EXERCISE AIM:
Across the entries below, how many lines contain the string "rows"? Give only the count.

Data records for software interfaces:
++++++++

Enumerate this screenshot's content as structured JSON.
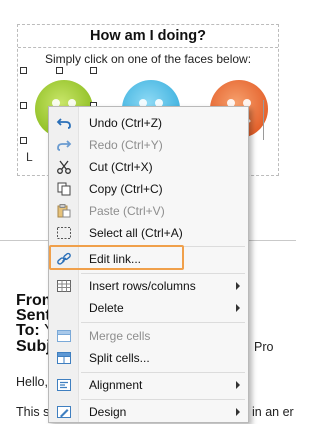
{
  "survey": {
    "title": "How am I doing?",
    "subtitle": "Simply click on one of the faces below:",
    "under_label": "L",
    "faces": [
      {
        "name": "happy",
        "color": "#a8cf3a"
      },
      {
        "name": "neutral",
        "color": "#5fc4e8"
      },
      {
        "name": "sad",
        "color": "#f07a3e"
      }
    ]
  },
  "email": {
    "from_label": "From",
    "sent_label": "Sent:",
    "to_label": "To:",
    "to_value": "Y",
    "subject_label": "Subje",
    "subject_tail": "Pro",
    "hello": "Hello,",
    "body_start": "This s",
    "body_tail": "in an er"
  },
  "context_menu": {
    "items": [
      {
        "id": "undo",
        "label": "Undo (Ctrl+Z)",
        "icon": "undo-icon",
        "enabled": true
      },
      {
        "id": "redo",
        "label": "Redo (Ctrl+Y)",
        "icon": "redo-icon",
        "enabled": false
      },
      {
        "id": "cut",
        "label": "Cut (Ctrl+X)",
        "icon": "scissors-icon",
        "enabled": true
      },
      {
        "id": "copy",
        "label": "Copy (Ctrl+C)",
        "icon": "copy-icon",
        "enabled": true
      },
      {
        "id": "paste",
        "label": "Paste (Ctrl+V)",
        "icon": "paste-icon",
        "enabled": false
      },
      {
        "id": "select-all",
        "label": "Select all (Ctrl+A)",
        "icon": "select-all-icon",
        "enabled": true
      },
      {
        "id": "edit-link",
        "label": "Edit link...",
        "icon": "link-icon",
        "enabled": true,
        "highlighted": true
      },
      {
        "id": "insert-rows-columns",
        "label": "Insert rows/columns",
        "icon": "table-grid-icon",
        "enabled": true,
        "submenu": true
      },
      {
        "id": "delete",
        "label": "Delete",
        "icon": "",
        "enabled": true,
        "submenu": true
      },
      {
        "id": "merge-cells",
        "label": "Merge cells",
        "icon": "merge-cells-icon",
        "enabled": false
      },
      {
        "id": "split-cells",
        "label": "Split cells...",
        "icon": "split-cells-icon",
        "enabled": true
      },
      {
        "id": "alignment",
        "label": "Alignment",
        "icon": "alignment-icon",
        "enabled": true,
        "submenu": true
      },
      {
        "id": "design",
        "label": "Design",
        "icon": "pen-icon",
        "enabled": true,
        "submenu": true
      }
    ],
    "highlight_color": "#f0a04b"
  }
}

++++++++

TASK RESULT:
2